The problem:
The expected result is the run of lines from the one containing "What data populates" to the end of the listing, copied exactly.

[[ Material provided open ]]

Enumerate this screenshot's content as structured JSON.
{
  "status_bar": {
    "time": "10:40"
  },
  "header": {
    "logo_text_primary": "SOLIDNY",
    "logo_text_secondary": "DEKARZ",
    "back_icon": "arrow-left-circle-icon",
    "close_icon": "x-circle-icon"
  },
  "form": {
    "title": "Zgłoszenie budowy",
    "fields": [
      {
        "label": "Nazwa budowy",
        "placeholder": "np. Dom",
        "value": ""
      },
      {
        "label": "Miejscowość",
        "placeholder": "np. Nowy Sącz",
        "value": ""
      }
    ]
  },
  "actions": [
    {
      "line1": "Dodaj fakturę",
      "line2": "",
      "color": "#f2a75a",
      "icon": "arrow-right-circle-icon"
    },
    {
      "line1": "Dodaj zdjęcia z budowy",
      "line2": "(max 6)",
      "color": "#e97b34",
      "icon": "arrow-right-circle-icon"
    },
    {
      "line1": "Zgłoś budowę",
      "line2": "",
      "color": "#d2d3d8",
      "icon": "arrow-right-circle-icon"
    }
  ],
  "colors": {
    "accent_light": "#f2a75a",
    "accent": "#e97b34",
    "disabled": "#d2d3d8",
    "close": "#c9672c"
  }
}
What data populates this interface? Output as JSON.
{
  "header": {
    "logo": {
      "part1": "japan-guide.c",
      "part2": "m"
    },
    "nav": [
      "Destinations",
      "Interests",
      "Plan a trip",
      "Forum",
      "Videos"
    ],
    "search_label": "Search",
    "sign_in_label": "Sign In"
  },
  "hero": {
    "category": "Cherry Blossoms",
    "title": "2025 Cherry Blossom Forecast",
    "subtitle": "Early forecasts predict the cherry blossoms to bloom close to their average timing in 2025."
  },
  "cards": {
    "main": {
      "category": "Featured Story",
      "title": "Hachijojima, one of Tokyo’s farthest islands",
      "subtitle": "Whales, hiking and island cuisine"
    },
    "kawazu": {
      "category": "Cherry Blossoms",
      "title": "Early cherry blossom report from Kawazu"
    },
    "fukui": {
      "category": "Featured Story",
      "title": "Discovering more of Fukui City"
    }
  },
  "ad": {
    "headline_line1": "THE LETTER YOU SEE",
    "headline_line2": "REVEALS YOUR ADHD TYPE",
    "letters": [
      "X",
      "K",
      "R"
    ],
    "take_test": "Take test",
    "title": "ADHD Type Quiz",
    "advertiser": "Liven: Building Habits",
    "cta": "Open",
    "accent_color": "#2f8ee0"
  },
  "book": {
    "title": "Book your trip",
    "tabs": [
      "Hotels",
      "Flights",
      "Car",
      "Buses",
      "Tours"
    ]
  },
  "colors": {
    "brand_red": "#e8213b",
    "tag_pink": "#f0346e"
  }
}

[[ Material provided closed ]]

Solution for this exercise:
What data populates this interface? Output as JSON.
{
  "header": {
    "logo": {
      "part1": "japan-guide.c",
      "part2": "m"
    },
    "nav": [
      "Destinations",
      "Interests",
      "Plan a trip",
      "Forum",
      "Videos"
    ],
    "search_label": "Search",
    "sign_in_label": "Sign In"
  },
  "hero": {
    "category": "Cherry Blossoms",
    "title": "2025 Cherry Blossom Forecast",
    "subtitle": "Early forecasts predict the cherry blossoms to bloom close to their average timing in 2025."
  },
  "cards": {
    "main": {
      "category": "Featured Story",
      "title": "Hachijojima, one of Tokyo’s farthest islands",
      "subtitle": "Whales, hiking and island cuisine"
    },
    "kawazu": {
      "category": "Cherry Blossoms",
      "title": "Early cherry blossom report from Kawazu"
    },
    "fukui": {
      "category": "Featured Story",
      "title": "Discovering more of Fukui City"
    }
  },
  "ad": {
    "headline_line1": "THE LETTER YOU SEE",
    "headline_line2": "REVEALS YOUR ADHD TYPE",
    "letters": [
      "X",
      "K",
      "R"
    ],
    "take_test": "Take test",
    "title": "ADHD Type Quiz",
    "advertiser": "Liven: Building Habits",
    "cta": "Open",
    "accent_color": "#2f8ee0"
  },
  "book": {
    "title": "Book your trip",
    "tabs": [
      "Hotels",
      "Flights",
      "Car",
      "Buses",
      "Tours"
    ]
  },
  "colors": {
    "brand_red": "#e8213b",
    "tag_pink": "#f0346e"
  }
}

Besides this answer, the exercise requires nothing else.